Data START
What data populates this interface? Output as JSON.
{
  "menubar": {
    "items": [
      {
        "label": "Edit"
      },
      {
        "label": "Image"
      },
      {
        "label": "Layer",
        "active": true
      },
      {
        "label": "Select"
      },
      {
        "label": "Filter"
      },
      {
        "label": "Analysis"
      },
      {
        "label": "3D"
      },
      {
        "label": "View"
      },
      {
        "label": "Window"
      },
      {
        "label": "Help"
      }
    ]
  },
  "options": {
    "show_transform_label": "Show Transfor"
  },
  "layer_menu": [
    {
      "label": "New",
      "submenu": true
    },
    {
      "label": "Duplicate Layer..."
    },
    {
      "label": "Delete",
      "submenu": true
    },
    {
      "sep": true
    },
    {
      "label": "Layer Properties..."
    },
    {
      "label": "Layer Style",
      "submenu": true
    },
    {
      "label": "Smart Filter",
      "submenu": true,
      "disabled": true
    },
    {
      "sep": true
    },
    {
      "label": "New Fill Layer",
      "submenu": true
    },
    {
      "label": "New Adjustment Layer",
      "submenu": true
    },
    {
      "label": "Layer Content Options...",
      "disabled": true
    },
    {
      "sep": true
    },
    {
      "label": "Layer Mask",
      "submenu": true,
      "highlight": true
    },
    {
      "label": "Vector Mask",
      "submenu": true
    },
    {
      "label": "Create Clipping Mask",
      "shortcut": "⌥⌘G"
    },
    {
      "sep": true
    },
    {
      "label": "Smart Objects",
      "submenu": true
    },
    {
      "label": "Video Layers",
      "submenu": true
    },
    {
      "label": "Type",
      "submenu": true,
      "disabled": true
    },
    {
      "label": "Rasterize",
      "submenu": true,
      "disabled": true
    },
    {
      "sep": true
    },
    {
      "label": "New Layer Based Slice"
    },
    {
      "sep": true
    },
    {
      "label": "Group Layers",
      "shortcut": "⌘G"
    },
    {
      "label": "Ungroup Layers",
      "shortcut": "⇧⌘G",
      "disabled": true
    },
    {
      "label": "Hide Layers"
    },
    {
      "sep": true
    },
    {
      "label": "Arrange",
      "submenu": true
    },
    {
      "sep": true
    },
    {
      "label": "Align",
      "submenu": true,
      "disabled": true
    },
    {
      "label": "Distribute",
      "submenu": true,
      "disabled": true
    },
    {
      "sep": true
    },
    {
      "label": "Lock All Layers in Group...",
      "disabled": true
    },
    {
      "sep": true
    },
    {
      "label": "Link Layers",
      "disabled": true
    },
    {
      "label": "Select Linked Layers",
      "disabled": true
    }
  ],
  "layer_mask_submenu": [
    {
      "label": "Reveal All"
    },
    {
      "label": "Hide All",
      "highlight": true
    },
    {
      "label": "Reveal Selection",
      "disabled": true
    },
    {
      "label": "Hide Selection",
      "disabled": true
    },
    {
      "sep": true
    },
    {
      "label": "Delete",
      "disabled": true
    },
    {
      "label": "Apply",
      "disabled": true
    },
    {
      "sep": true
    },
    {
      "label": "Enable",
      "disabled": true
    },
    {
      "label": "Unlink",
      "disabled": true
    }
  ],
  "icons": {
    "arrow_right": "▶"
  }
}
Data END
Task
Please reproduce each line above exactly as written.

Response for this exercise
What data populates this interface? Output as JSON.
{
  "menubar": {
    "items": [
      {
        "label": "Edit"
      },
      {
        "label": "Image"
      },
      {
        "label": "Layer",
        "active": true
      },
      {
        "label": "Select"
      },
      {
        "label": "Filter"
      },
      {
        "label": "Analysis"
      },
      {
        "label": "3D"
      },
      {
        "label": "View"
      },
      {
        "label": "Window"
      },
      {
        "label": "Help"
      }
    ]
  },
  "options": {
    "show_transform_label": "Show Transfor"
  },
  "layer_menu": [
    {
      "label": "New",
      "submenu": true
    },
    {
      "label": "Duplicate Layer..."
    },
    {
      "label": "Delete",
      "submenu": true
    },
    {
      "sep": true
    },
    {
      "label": "Layer Properties..."
    },
    {
      "label": "Layer Style",
      "submenu": true
    },
    {
      "label": "Smart Filter",
      "submenu": true,
      "disabled": true
    },
    {
      "sep": true
    },
    {
      "label": "New Fill Layer",
      "submenu": true
    },
    {
      "label": "New Adjustment Layer",
      "submenu": true
    },
    {
      "label": "Layer Content Options...",
      "disabled": true
    },
    {
      "sep": true
    },
    {
      "label": "Layer Mask",
      "submenu": true,
      "highlight": true
    },
    {
      "label": "Vector Mask",
      "submenu": true
    },
    {
      "label": "Create Clipping Mask",
      "shortcut": "⌥⌘G"
    },
    {
      "sep": true
    },
    {
      "label": "Smart Objects",
      "submenu": true
    },
    {
      "label": "Video Layers",
      "submenu": true
    },
    {
      "label": "Type",
      "submenu": true,
      "disabled": true
    },
    {
      "label": "Rasterize",
      "submenu": true,
      "disabled": true
    },
    {
      "sep": true
    },
    {
      "label": "New Layer Based Slice"
    },
    {
      "sep": true
    },
    {
      "label": "Group Layers",
      "shortcut": "⌘G"
    },
    {
      "label": "Ungroup Layers",
      "shortcut": "⇧⌘G",
      "disabled": true
    },
    {
      "label": "Hide Layers"
    },
    {
      "sep": true
    },
    {
      "label": "Arrange",
      "submenu": true
    },
    {
      "sep": true
    },
    {
      "label": "Align",
      "submenu": true,
      "disabled": true
    },
    {
      "label": "Distribute",
      "submenu": true,
      "disabled": true
    },
    {
      "sep": true
    },
    {
      "label": "Lock All Layers in Group...",
      "disabled": true
    },
    {
      "sep": true
    },
    {
      "label": "Link Layers",
      "disabled": true
    },
    {
      "label": "Select Linked Layers",
      "disabled": true
    }
  ],
  "layer_mask_submenu": [
    {
      "label": "Reveal All"
    },
    {
      "label": "Hide All",
      "highlight": true
    },
    {
      "label": "Reveal Selection",
      "disabled": true
    },
    {
      "label": "Hide Selection",
      "disabled": true
    },
    {
      "sep": true
    },
    {
      "label": "Delete",
      "disabled": true
    },
    {
      "label": "Apply",
      "disabled": true
    },
    {
      "sep": true
    },
    {
      "label": "Enable",
      "disabled": true
    },
    {
      "label": "Unlink",
      "disabled": true
    }
  ],
  "icons": {
    "arrow_right": "▶"
  }
}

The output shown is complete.